Bill in his wisdom decided to give me a start the following week at Richmond Aerodrome. My first job was working on the Airman’s Quarters and Ablution Block with Jimmy Hanney under the control of our foreman Peter Rosa. Thereafter, I remained in Bill’s employment with W. McNamara Pty. Ltd. (later changed to the McNamara Group) for the next 37 years in which I was involved with many large projects within in NSW and Qld and at various levels of management and became General Manager of Construction in 1987.

After the McNamara Group decided to close operations I continued my time with Bill in our joint company, Metro West Pty. Ltd. in 1993 for the next 10 years until I decided to retire and do some travelling while still reasonably young.

It wasn’t the end of our Association as I am still involved with Bill in various types of discussions and matters and in touch with him on a regular basis. I enjoyed my entire time in the building industry despite several awkward times with union disturbances.

Alan and Colin also both worked for The McNamara Group on several projects for a long period of time and again on large projects. Alan was Centre Manager of Westpoint Marketown.

My sister Norma was married to Brian Watts (Long’un) and he also worked for Bill for 30 odd years but unfortunately passed away in 2000. June my middle sister is married to well known Rivo identity Barry (Muzzo) Wood and my youngest sister, Gwenda married Frank Whitehead (deceased 2015).

During September 1970 Dad suffered a major cerebral stroke at home and remained hospitalised and cared for until he passed away in July 1974. Mum would visit him every day and each of us siblings would see him in turn on a weekly basis. Dad was 71 years of age. Over the next 21 years Mum lived by herself at home and was visited by all members of the family at various times, but doing it tough with constant pain and without her partner in life.
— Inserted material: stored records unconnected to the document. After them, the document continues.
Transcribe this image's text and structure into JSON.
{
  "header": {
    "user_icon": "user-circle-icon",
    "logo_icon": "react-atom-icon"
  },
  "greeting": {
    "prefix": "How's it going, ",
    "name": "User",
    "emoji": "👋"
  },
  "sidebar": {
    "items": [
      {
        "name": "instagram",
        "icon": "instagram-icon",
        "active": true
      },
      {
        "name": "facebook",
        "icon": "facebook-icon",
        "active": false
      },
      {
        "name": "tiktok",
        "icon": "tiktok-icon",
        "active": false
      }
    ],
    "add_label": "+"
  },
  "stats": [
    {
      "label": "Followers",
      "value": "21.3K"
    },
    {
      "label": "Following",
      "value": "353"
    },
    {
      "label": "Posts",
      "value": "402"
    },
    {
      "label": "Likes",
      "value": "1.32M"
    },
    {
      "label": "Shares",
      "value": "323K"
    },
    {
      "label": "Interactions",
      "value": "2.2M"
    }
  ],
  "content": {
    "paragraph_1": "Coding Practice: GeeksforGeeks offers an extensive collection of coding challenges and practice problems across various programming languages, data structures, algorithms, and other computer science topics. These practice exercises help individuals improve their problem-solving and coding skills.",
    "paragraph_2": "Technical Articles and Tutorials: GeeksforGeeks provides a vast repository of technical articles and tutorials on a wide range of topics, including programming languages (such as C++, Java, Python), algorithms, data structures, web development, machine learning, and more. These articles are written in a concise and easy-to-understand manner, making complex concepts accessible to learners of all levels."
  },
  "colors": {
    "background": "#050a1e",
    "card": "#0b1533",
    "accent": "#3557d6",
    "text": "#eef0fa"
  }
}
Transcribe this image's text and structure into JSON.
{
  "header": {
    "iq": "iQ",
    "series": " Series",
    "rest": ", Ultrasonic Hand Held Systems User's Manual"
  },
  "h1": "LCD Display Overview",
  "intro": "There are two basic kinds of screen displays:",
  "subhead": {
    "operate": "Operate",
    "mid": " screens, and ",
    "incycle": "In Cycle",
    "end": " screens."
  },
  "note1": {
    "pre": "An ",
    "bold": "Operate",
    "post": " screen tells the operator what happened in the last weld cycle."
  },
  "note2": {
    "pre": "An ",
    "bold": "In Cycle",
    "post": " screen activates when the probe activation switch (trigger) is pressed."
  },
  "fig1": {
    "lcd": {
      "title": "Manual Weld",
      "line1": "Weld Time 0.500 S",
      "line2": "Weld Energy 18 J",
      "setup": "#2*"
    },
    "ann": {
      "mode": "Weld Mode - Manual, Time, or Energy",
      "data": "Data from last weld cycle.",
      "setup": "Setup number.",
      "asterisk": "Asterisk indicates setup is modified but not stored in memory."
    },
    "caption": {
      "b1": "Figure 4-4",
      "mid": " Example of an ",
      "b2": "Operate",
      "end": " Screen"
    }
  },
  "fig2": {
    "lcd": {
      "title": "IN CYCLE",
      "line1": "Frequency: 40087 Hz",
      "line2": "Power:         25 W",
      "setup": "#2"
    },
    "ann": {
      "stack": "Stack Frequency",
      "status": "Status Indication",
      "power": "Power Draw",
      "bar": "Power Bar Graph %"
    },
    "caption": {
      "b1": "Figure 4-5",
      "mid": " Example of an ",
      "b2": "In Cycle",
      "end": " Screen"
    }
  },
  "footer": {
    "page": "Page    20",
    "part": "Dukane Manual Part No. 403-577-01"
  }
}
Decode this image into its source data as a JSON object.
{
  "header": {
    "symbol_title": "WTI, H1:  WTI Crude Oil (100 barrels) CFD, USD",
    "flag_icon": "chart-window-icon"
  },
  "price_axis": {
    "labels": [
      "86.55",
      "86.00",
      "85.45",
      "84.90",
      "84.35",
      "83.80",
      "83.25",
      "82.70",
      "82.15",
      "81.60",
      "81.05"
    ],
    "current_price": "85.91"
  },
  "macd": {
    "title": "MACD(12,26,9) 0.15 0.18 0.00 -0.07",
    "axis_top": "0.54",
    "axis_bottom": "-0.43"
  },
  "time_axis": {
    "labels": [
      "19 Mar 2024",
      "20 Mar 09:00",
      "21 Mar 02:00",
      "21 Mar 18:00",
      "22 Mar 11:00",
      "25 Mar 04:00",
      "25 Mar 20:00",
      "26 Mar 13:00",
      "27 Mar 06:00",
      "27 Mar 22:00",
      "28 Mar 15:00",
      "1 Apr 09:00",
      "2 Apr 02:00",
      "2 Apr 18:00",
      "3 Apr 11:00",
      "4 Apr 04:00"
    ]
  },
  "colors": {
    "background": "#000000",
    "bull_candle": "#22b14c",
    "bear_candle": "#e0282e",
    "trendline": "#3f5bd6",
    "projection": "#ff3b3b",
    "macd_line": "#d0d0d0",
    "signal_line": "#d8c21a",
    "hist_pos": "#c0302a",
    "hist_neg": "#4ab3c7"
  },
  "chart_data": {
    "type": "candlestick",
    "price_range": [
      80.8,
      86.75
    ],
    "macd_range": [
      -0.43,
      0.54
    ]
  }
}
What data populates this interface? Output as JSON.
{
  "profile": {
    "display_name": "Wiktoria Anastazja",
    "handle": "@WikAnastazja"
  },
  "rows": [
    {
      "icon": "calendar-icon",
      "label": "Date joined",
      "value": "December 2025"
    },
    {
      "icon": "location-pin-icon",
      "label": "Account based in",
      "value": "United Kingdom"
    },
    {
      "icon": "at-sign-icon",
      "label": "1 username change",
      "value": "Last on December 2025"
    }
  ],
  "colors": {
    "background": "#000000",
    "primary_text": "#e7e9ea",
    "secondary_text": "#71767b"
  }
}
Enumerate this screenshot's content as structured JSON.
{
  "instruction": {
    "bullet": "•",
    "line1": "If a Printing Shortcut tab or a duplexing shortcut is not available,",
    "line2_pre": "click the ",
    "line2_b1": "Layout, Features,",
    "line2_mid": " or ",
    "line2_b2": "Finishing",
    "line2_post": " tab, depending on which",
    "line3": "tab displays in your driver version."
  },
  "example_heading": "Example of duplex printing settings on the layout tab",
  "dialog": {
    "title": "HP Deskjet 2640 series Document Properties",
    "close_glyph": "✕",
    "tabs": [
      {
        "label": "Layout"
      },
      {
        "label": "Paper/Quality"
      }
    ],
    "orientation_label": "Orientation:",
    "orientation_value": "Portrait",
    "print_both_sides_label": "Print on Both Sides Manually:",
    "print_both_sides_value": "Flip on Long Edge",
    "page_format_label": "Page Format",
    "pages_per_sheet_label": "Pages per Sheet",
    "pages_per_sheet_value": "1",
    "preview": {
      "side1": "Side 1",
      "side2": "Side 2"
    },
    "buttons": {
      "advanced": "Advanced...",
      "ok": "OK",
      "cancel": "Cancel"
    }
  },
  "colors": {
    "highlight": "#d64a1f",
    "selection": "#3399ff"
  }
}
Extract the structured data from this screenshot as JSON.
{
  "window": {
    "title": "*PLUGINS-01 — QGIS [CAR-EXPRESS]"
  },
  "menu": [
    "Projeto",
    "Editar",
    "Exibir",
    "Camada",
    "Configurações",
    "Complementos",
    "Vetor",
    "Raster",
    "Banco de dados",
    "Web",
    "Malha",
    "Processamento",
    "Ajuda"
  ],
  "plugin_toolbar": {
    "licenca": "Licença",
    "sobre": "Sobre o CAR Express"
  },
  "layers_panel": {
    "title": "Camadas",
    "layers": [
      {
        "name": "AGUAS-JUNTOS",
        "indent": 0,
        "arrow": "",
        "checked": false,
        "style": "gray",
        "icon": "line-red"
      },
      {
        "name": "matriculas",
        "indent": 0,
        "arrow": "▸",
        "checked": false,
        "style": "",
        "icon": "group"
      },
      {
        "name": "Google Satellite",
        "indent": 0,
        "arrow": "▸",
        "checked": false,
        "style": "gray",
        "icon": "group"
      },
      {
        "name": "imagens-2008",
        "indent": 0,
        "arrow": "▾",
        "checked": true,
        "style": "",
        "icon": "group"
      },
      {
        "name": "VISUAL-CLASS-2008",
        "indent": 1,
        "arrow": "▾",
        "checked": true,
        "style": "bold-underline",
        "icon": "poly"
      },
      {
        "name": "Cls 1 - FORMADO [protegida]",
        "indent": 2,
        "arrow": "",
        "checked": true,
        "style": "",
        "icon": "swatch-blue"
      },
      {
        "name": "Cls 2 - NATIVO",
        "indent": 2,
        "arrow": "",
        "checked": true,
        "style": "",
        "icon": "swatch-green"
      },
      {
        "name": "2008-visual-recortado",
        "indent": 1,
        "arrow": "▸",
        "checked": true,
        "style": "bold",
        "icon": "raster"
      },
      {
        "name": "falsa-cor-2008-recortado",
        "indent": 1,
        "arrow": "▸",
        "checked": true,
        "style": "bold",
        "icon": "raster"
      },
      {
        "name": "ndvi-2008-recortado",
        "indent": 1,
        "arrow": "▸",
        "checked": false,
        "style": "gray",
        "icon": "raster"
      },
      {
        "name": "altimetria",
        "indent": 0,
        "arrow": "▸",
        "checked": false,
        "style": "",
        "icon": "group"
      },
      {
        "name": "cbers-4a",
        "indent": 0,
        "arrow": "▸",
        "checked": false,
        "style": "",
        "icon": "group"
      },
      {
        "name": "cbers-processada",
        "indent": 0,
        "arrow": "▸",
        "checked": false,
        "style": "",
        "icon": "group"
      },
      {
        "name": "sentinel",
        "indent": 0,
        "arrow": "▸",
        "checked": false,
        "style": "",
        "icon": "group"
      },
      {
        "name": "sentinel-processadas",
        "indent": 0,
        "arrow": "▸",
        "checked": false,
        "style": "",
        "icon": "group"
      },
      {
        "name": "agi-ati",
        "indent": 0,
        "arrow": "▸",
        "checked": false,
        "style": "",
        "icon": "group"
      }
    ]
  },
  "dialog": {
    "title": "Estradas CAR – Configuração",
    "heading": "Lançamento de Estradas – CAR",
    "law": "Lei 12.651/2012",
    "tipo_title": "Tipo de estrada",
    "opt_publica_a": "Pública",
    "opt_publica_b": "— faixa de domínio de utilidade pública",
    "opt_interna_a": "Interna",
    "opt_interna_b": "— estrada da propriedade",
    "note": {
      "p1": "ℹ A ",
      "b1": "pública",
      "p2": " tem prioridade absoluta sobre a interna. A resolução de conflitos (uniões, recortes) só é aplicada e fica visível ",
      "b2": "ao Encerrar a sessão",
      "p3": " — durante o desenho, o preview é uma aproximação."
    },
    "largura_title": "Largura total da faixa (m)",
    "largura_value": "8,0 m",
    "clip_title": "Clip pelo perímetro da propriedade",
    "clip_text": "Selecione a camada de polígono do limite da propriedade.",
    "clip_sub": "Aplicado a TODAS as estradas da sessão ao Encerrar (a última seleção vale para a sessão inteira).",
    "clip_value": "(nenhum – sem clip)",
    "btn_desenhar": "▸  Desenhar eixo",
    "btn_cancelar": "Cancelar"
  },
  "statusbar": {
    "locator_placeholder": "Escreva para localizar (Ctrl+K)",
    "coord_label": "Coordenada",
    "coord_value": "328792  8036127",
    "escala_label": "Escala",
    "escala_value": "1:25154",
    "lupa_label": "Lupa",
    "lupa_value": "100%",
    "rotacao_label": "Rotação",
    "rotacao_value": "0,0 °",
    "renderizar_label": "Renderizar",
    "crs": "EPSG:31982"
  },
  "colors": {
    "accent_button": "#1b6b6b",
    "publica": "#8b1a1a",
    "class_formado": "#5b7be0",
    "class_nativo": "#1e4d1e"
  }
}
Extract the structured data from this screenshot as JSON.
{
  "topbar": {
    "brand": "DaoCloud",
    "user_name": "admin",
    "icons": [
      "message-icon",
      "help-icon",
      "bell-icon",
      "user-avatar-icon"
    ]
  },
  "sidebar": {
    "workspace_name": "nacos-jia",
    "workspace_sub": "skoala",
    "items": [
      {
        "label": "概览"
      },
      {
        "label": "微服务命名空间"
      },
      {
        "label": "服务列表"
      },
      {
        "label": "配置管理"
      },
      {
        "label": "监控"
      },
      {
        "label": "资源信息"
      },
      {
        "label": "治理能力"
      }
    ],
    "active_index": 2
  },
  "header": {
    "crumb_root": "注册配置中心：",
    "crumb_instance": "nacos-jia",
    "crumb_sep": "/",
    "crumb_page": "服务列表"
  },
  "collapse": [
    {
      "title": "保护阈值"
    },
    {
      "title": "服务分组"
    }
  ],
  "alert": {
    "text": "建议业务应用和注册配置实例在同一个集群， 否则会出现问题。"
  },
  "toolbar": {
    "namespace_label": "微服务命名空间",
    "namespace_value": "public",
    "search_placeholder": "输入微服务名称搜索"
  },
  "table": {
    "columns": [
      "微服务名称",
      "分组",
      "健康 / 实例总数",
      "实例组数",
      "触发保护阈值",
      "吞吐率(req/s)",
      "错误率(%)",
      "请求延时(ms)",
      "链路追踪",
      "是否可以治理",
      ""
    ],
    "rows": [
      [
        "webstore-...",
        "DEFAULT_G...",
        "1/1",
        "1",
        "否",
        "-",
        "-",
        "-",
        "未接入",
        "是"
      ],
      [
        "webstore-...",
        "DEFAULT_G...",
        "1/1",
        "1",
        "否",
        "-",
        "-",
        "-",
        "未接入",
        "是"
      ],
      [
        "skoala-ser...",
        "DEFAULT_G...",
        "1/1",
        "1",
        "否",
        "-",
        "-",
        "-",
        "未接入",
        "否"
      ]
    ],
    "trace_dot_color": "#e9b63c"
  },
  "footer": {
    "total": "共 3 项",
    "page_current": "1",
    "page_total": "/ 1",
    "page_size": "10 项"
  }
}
In August 1992 at the age of 80 years Mum suffered an inoperable tumour on the brain and passed away peacefully in Lottie Stewart Hospital.

Despite the sad times that happen throughout life to us all, we loved our time growing up and living our lives, building our homes and raising our children in Riverstone. Some of us have now left the town but still think very fondly of the good times we had there and often revisit to catch up with sisters, brothers and life long friends.

Photos: The Watton family.